All of the material must be duplicated exactly, line by line.

### Supplied material
────────────────────
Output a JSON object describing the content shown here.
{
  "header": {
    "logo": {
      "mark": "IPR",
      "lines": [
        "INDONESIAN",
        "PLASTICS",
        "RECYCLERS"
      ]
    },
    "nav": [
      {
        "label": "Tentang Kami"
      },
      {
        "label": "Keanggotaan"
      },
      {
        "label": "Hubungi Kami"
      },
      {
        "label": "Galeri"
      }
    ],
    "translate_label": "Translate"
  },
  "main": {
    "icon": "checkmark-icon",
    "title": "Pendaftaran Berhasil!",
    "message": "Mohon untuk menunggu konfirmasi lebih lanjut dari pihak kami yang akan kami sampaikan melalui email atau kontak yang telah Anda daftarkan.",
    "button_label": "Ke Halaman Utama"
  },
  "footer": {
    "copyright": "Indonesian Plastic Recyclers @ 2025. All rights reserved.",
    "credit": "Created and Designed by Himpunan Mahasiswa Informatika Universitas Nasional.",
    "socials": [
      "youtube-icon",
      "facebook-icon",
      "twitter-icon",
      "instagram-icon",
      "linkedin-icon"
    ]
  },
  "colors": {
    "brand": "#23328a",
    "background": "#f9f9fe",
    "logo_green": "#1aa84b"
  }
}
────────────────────
### The completed task
Output a JSON object describing the content shown here.
{
  "header": {
    "logo": {
      "mark": "IPR",
      "lines": [
        "INDONESIAN",
        "PLASTICS",
        "RECYCLERS"
      ]
    },
    "nav": [
      {
        "label": "Tentang Kami"
      },
      {
        "label": "Keanggotaan"
      },
      {
        "label": "Hubungi Kami"
      },
      {
        "label": "Galeri"
      }
    ],
    "translate_label": "Translate"
  },
  "main": {
    "icon": "checkmark-icon",
    "title": "Pendaftaran Berhasil!",
    "message": "Mohon untuk menunggu konfirmasi lebih lanjut dari pihak kami yang akan kami sampaikan melalui email atau kontak yang telah Anda daftarkan.",
    "button_label": "Ke Halaman Utama"
  },
  "footer": {
    "copyright": "Indonesian Plastic Recyclers @ 2025. All rights reserved.",
    "credit": "Created and Designed by Himpunan Mahasiswa Informatika Universitas Nasional.",
    "socials": [
      "youtube-icon",
      "facebook-icon",
      "twitter-icon",
      "instagram-icon",
      "linkedin-icon"
    ]
  },
  "colors": {
    "brand": "#23328a",
    "background": "#f9f9fe",
    "logo_green": "#1aa84b"
  }
}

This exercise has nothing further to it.